Thousands of flights from the UK could be cancelled due to a dispute between pilots and the Government over identity cards.
The British Airline Pilots Association has said that its members would refuse to co-operate with Home Office over plans to use airside workers as “guinea pigs” for the new cards.
The refusal follows London City and Manchester airports agreeing to participate in the 18-month study of the benefits of identity cards, starting in the autumn.
Balpa, which covers 84 per cent of the commercial pilots in Britain, has told the airports that pilots would refuse to co-operate, meaning pilots would not be given airside passes and therefore could not fly.
Jim McAuslan, Balpa general secretary, told The Times: “Forcing pilots to have ID cards is an affront to the people who for years have been, and continue to be, at the forefront in the battle against terrorist outrages.”
“Our understanding from the draft regulations is that the individual will be out of a job. This could be an individual who has served his or her country as a service pilot being told they are not now trusted. This is unacceptable and demeaning and we will resist.”

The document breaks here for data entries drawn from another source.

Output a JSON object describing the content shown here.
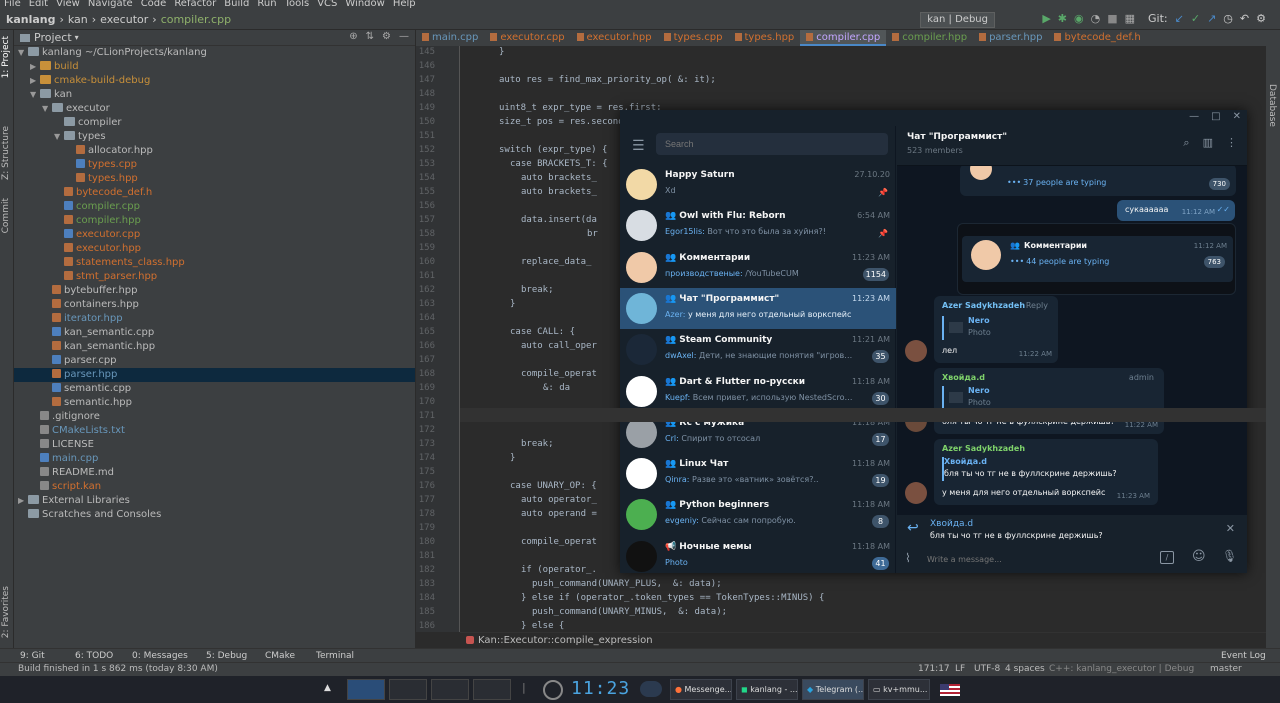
{
  "ide": {
    "menu": [
      "File",
      "Edit",
      "View",
      "Navigate",
      "Code",
      "Refactor",
      "Build",
      "Run",
      "Tools",
      "VCS",
      "Window",
      "Help"
    ],
    "breadcrumb": [
      "kanlang",
      "kan",
      "executor",
      "compiler.cpp"
    ],
    "run_config": "kan | Debug",
    "git_label": "Git:",
    "project_label": "Project",
    "side_labels": {
      "project": "1: Project",
      "structure": "Z: Structure",
      "commit": "Commit",
      "favorites": "2: Favorites",
      "database": "Database"
    },
    "tree": [
      {
        "d": 0,
        "name": "kanlang ~/CLionProjects/kanlang",
        "type": "fold",
        "open": true,
        "color": "#bbb"
      },
      {
        "d": 1,
        "name": "build",
        "type": "fold-o",
        "open": false,
        "color": "#c8903a"
      },
      {
        "d": 1,
        "name": "cmake-build-debug",
        "type": "fold-o",
        "open": false,
        "color": "#c8903a"
      },
      {
        "d": 1,
        "name": "kan",
        "type": "fold",
        "open": true,
        "color": "#bbb"
      },
      {
        "d": 2,
        "name": "executor",
        "type": "fold",
        "open": true,
        "color": "#bbb"
      },
      {
        "d": 3,
        "name": "compiler",
        "type": "fold",
        "open": null,
        "color": "#bbb"
      },
      {
        "d": 3,
        "name": "types",
        "type": "fold",
        "open": true,
        "color": "#bbb"
      },
      {
        "d": 4,
        "name": "allocator.hpp",
        "type": "h",
        "color": "#bbb"
      },
      {
        "d": 4,
        "name": "types.cpp",
        "type": "c",
        "color": "#d2702f"
      },
      {
        "d": 4,
        "name": "types.hpp",
        "type": "h",
        "color": "#d2702f"
      },
      {
        "d": 3,
        "name": "bytecode_def.h",
        "type": "h",
        "color": "#d2702f"
      },
      {
        "d": 3,
        "name": "compiler.cpp",
        "type": "c",
        "color": "#6a9e4f"
      },
      {
        "d": 3,
        "name": "compiler.hpp",
        "type": "h",
        "color": "#6a9e4f"
      },
      {
        "d": 3,
        "name": "executor.cpp",
        "type": "c",
        "color": "#d2702f"
      },
      {
        "d": 3,
        "name": "executor.hpp",
        "type": "h",
        "color": "#d2702f"
      },
      {
        "d": 3,
        "name": "statements_class.hpp",
        "type": "h",
        "color": "#d2702f"
      },
      {
        "d": 3,
        "name": "stmt_parser.hpp",
        "type": "h",
        "color": "#d2702f"
      },
      {
        "d": 2,
        "name": "bytebuffer.hpp",
        "type": "h",
        "color": "#bbb"
      },
      {
        "d": 2,
        "name": "containers.hpp",
        "type": "h",
        "color": "#bbb"
      },
      {
        "d": 2,
        "name": "iterator.hpp",
        "type": "h",
        "color": "#6897bb"
      },
      {
        "d": 2,
        "name": "kan_semantic.cpp",
        "type": "c",
        "color": "#bbb"
      },
      {
        "d": 2,
        "name": "kan_semantic.hpp",
        "type": "h",
        "color": "#bbb"
      },
      {
        "d": 2,
        "name": "parser.cpp",
        "type": "c",
        "color": "#bbb"
      },
      {
        "d": 2,
        "name": "parser.hpp",
        "type": "h",
        "color": "#6897bb",
        "sel": true
      },
      {
        "d": 2,
        "name": "semantic.cpp",
        "type": "c",
        "color": "#bbb"
      },
      {
        "d": 2,
        "name": "semantic.hpp",
        "type": "h",
        "color": "#bbb"
      },
      {
        "d": 1,
        "name": ".gitignore",
        "type": "t",
        "color": "#bbb"
      },
      {
        "d": 1,
        "name": "CMakeLists.txt",
        "type": "t",
        "color": "#6897bb"
      },
      {
        "d": 1,
        "name": "LICENSE",
        "type": "t",
        "color": "#bbb"
      },
      {
        "d": 1,
        "name": "main.cpp",
        "type": "c",
        "color": "#6897bb"
      },
      {
        "d": 1,
        "name": "README.md",
        "type": "t",
        "color": "#bbb"
      },
      {
        "d": 1,
        "name": "script.kan",
        "type": "t",
        "color": "#d2702f"
      },
      {
        "d": 0,
        "name": "External Libraries",
        "type": "fold",
        "open": false,
        "color": "#bbb"
      },
      {
        "d": 0,
        "name": "Scratches and Consoles",
        "type": "fold",
        "open": null,
        "color": "#bbb"
      }
    ],
    "tabs": [
      {
        "label": "main.cpp",
        "color": "#6897bb"
      },
      {
        "label": "executor.cpp",
        "color": "#d2702f"
      },
      {
        "label": "executor.hpp",
        "color": "#d2702f"
      },
      {
        "label": "types.cpp",
        "color": "#d2702f"
      },
      {
        "label": "types.hpp",
        "color": "#d2702f"
      },
      {
        "label": "compiler.cpp",
        "color": "#c3a6ff",
        "active": true
      },
      {
        "label": "compiler.hpp",
        "color": "#6a9e4f"
      },
      {
        "label": "parser.hpp",
        "color": "#6897bb"
      },
      {
        "label": "bytecode_def.h",
        "color": "#d2702f"
      }
    ],
    "line_numbers": [
      145,
      146,
      147,
      148,
      149,
      150,
      151,
      152,
      153,
      154,
      155,
      156,
      157,
      158,
      159,
      160,
      161,
      162,
      163,
      164,
      165,
      166,
      167,
      168,
      169,
      170,
      171,
      172,
      173,
      174,
      175,
      176,
      177,
      178,
      179,
      180,
      181,
      182,
      183,
      184,
      185,
      186
    ],
    "code": [
      {
        "i": 3,
        "t": "}"
      },
      {
        "i": 0,
        "t": ""
      },
      {
        "i": 3,
        "t": "auto res = find_max_priority_op( &: it);"
      },
      {
        "i": 0,
        "t": ""
      },
      {
        "i": 3,
        "t": "uint8_t expr_type = res.first;"
      },
      {
        "i": 3,
        "t": "size_t pos = res.second;"
      },
      {
        "i": 0,
        "t": ""
      },
      {
        "i": 3,
        "t": "switch (expr_type) {"
      },
      {
        "i": 4,
        "t": "case BRACKETS_T: {"
      },
      {
        "i": 5,
        "t": "auto brackets_"
      },
      {
        "i": 5,
        "t": "auto brackets_"
      },
      {
        "i": 0,
        "t": ""
      },
      {
        "i": 5,
        "t": "data.insert(da"
      },
      {
        "i": 11,
        "t": "br"
      },
      {
        "i": 0,
        "t": ""
      },
      {
        "i": 5,
        "t": "replace_data_"
      },
      {
        "i": 0,
        "t": ""
      },
      {
        "i": 5,
        "t": "break;"
      },
      {
        "i": 4,
        "t": "}"
      },
      {
        "i": 0,
        "t": ""
      },
      {
        "i": 4,
        "t": "case CALL: {"
      },
      {
        "i": 5,
        "t": "auto call_oper"
      },
      {
        "i": 0,
        "t": ""
      },
      {
        "i": 5,
        "t": "compile_operat"
      },
      {
        "i": 7,
        "t": "&: da"
      },
      {
        "i": 0,
        "t": ""
      },
      {
        "i": 0,
        "t": ""
      },
      {
        "i": 0,
        "t": ""
      },
      {
        "i": 5,
        "t": "break;"
      },
      {
        "i": 4,
        "t": "}"
      },
      {
        "i": 0,
        "t": ""
      },
      {
        "i": 4,
        "t": "case UNARY_OP: {"
      },
      {
        "i": 5,
        "t": "auto operator_"
      },
      {
        "i": 5,
        "t": "auto operand ="
      },
      {
        "i": 0,
        "t": ""
      },
      {
        "i": 5,
        "t": "compile_operat"
      },
      {
        "i": 0,
        "t": ""
      },
      {
        "i": 5,
        "t": "if (operator_."
      },
      {
        "i": 6,
        "t": "push_command(UNARY_PLUS,  &: data);"
      },
      {
        "i": 5,
        "t": "} else if (operator_.token_types == TokenTypes::MINUS) {"
      },
      {
        "i": 6,
        "t": "push_command(UNARY_MINUS,  &: data);"
      },
      {
        "i": 5,
        "t": "} else {"
      }
    ],
    "editor_crumb": "Kan::Executor::compile_expression",
    "tools": {
      "git": "9: Git",
      "todo": "6: TODO",
      "messages": "0: Messages",
      "debug": "5: Debug",
      "cmake": "CMake",
      "terminal": "Terminal",
      "event_log": "Event Log"
    },
    "status": {
      "build": "Build finished in 1 s 862 ms (today 8:30 AM)",
      "pos": "171:17",
      "lf": "LF",
      "enc": "UTF-8",
      "indent": "4 spaces",
      "ctx": "C++: kanlang_executor | Debug",
      "branch": "master"
    }
  },
  "telegram": {
    "search_placeholder": "Search",
    "chats": [
      {
        "name": "Happy Saturn",
        "time": "27.10.20",
        "preview": "Xd",
        "group": false,
        "pinned": true,
        "avatar": "#f2d9a6"
      },
      {
        "name": "Owl with Flu: Reborn",
        "time": "6:54 AM",
        "sender": "Egor15lis:",
        "preview": "Вот что это была за хуйня?!",
        "group": true,
        "pinned": true,
        "avatar": "#d8dde3"
      },
      {
        "name": "Комментарии",
        "time": "11:23 AM",
        "sender": "производственые:",
        "preview": "/YouTubeCUM",
        "group": true,
        "badge": "1154",
        "avatar": "#f0c9a8"
      },
      {
        "name": "Чат \"Программист\"",
        "time": "11:23 AM",
        "sender": "Azer:",
        "preview": "у меня для него отдельный воркспейс",
        "group": true,
        "selected": true,
        "avatar": "#6fb5d8"
      },
      {
        "name": "Steam Community",
        "time": "11:21 AM",
        "sender": "dwAxel:",
        "preview": "Дети, не знающие понятия \"игровые у...",
        "group": true,
        "badge": "35",
        "avatar": "#1b2838"
      },
      {
        "name": "Dart & Flutter по-русски",
        "time": "11:18 AM",
        "sender": "Kuepf:",
        "preview": "Всем привет, использую NestedScrollVie...",
        "group": true,
        "badge": "30",
        "avatar": "#ffffff"
      },
      {
        "name": "Кс с мужика",
        "time": "11:18 AM",
        "sender": "Crl:",
        "preview": "Спирит то отсосал",
        "group": true,
        "badge": "17",
        "avatar": "#9aa0a6"
      },
      {
        "name": "Linux Чат",
        "time": "11:18 AM",
        "sender": "Qinra:",
        "preview": "Разве это «ватник» зовётся?..",
        "group": true,
        "badge": "19",
        "avatar": "#ffffff"
      },
      {
        "name": "Python beginners",
        "time": "11:18 AM",
        "sender": "evgeniy:",
        "preview": "Сейчас сам попробую.",
        "group": true,
        "badge": "8",
        "avatar": "#4caf50"
      },
      {
        "name": "Ночные мемы",
        "time": "11:18 AM",
        "sender": "Photo",
        "preview": "",
        "group": false,
        "channel": true,
        "badge": "41",
        "badge_blue": true,
        "avatar": "#111111"
      }
    ],
    "chat": {
      "title": "Чат \"Программист\"",
      "members": "523 members",
      "typing1": "37 people are typing",
      "typing1_badge": "730",
      "outgoing": {
        "text": "сукаааааа",
        "time": "11:12 AM"
      },
      "forward": {
        "title": "Комментарии",
        "time": "11:12 AM",
        "typing": "44 people are typing",
        "badge": "763"
      },
      "m1": {
        "name": "Azer Sadykhzadeh",
        "reply_label": "Reply",
        "reply_name": "Nero",
        "reply_text": "Photo",
        "text": "лел",
        "time": "11:22 AM"
      },
      "m2": {
        "name": "Хвойда.d",
        "admin": "admin",
        "reply_name": "Nero",
        "reply_text": "Photo",
        "text": "бля ты чо тг не в фуллскрине держишь?",
        "time": "11:22 AM"
      },
      "m3": {
        "name": "Azer Sadykhzadeh",
        "reply_name": "Хвойда.d",
        "reply_text": "бля ты чо тг не в фуллскрине держишь?",
        "text": "у меня для него отдельный воркспейс",
        "time": "11:23 AM"
      },
      "replying": {
        "name": "Хвойда.d",
        "text": "бля ты чо тг не в фуллскрине держишь?"
      },
      "input_placeholder": "Write a message..."
    }
  },
  "taskbar": {
    "clock": "11:23",
    "windows": [
      "Messenge...",
      "kanlang - ...",
      "Telegram (...",
      "kv+mmu..."
    ]
  }
}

Balpa said: “It is clear that the Government’s staged introduction of biometric identity cards first to overseas students, then to migrant workers and then for aviation workers, represents a way of picking off what are seen as easy targets.”
In response the Identity and Passport Service said: “Identity cards will benefit workers - not just by improving security, but also by speeding up pre-employment checks and increasing the efficiency of pass-issuing arrangements.”